      May I suggest eliminating egg consumption http://nutritionfacts.org/?s=eggs%27 and dairy consumption http://nutritionfacts.org/?s=dairy since these foods do not benefit your health, they only harm it. Also, to cut out grains and gluten is not necessary, unless you have a gluten allergy, not all grains contain gluten though. Grains are complex carbohydrates providing an excellent source of energy and they are very nutritious. Check out Dr. Greger’s video on rice http://nutritionfacts.org/videos/brown-rice-vs-black-rice/ Also, what kind of healthy “proteins” are you eating? All plant foods contain 9 essential amino acids so to supplement or compliment to get adequate protein is not necessary. The American Dietetic Association acknowledges this information. http://www.eatright.org/WorkArea/linkit.aspx?LinkIdentifier=id&ItemID=8417 Also, regarding how much protein, for the average human being, male or female, the minimum has been set to 20 grams per day. This is according to Dr. William Rose of the University of Illinois back in 1942. Dr. John McDougal states that our body only uses about 10 grams of protein per day http://www.nealhendrickson.com/mcdougall/031200puprotein.htm The World Health Organization states “adequate levels of protein intake are recommended to be 0.45 grams of protein per kilogram of ideal body weight per day”. http://whqlibdoc.who.int/trs/WHO_TRS_935_eng.pdf For me weighing at 150 pounds, that comes out to about 30 grams of protein per day. Note that the World Health Organization states this as a “safe” level, meaning it is not a minimum. Bottom line is, our body doesn’t need a large amount of protein, and since all plant foods contain more than adequate protein quality and levels, to focus on eating a “protein” is not necessary. Regarding your glucose levels, I cannot answer that. I do know that if you are following a balanced whole foods plant based diet, there is no need to concern yourself with diabetes since diabetes is reversed by this eating habit. http://nutritionfacts.org/videos/how-to-treat-diabetes/

  • Meg

    I enjoy your blog and videos.

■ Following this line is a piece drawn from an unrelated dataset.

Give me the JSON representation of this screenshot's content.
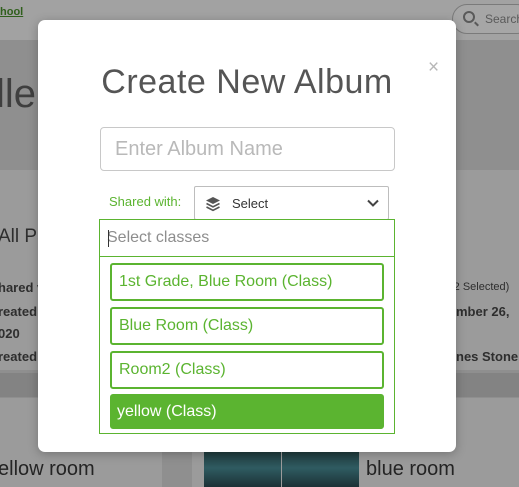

I would ask that when writing about diabetes that you please distinguish between Type 1 diabetes and Type 2 diabetes. As you know Type 1 is an autoimmune disease where the immune system attacks and destroys the pancreas resulting in a lifelong need for insulin injections. Although a plant based diet can help with blood sugar control and overall health, type 1 diabetics will always need insulin and cannot be cured by diet or exercise. Failing to distinguish between the two contributes to the misinformation that type 1 diabetics have to deal with including my normal weight, highly active, plant-based 6 yr old. Thanks!!

    • Blanca Parrado

      importante tema quisiera seguir investigando la dieta para diabéticos

  • Maria

    Animal vs plant protein association with cancer… Why one (animal) and not the other has direct effect? Could it be in part the acidity produced by a higher content of sulphur-containing amino acids in animal proteins? Did I learn this from you?

    • Thea

      Maria: Dr. Greger has several possible links between animal products and cancer, including looking specifically at protein. I don’t have all the reasons at the top of my head, but one I remember very well, IGF1. Take a look at that video series by Dr. Greger and you will (hopefully) understand how animal protein would be linked to cancer, but not (whole food) plant protein.

      I’m not 100% sure, but this may be the beginning of the IGF-1 series:

      http://nutritionfacts.org/video/igf-1-as-one-stop-cancer-shop/

  • barbarabrussels

    Out of curiosity, do your cats eat lots of vegetables? Would you have recomendations for improving their diet? Thanks

  • http://www.naturallifeenergy.com/ Aqiyl Aniys

    Thanks for reinforcing the benefits of a plant based diet. I eat a plant based diet and it has returned my youth!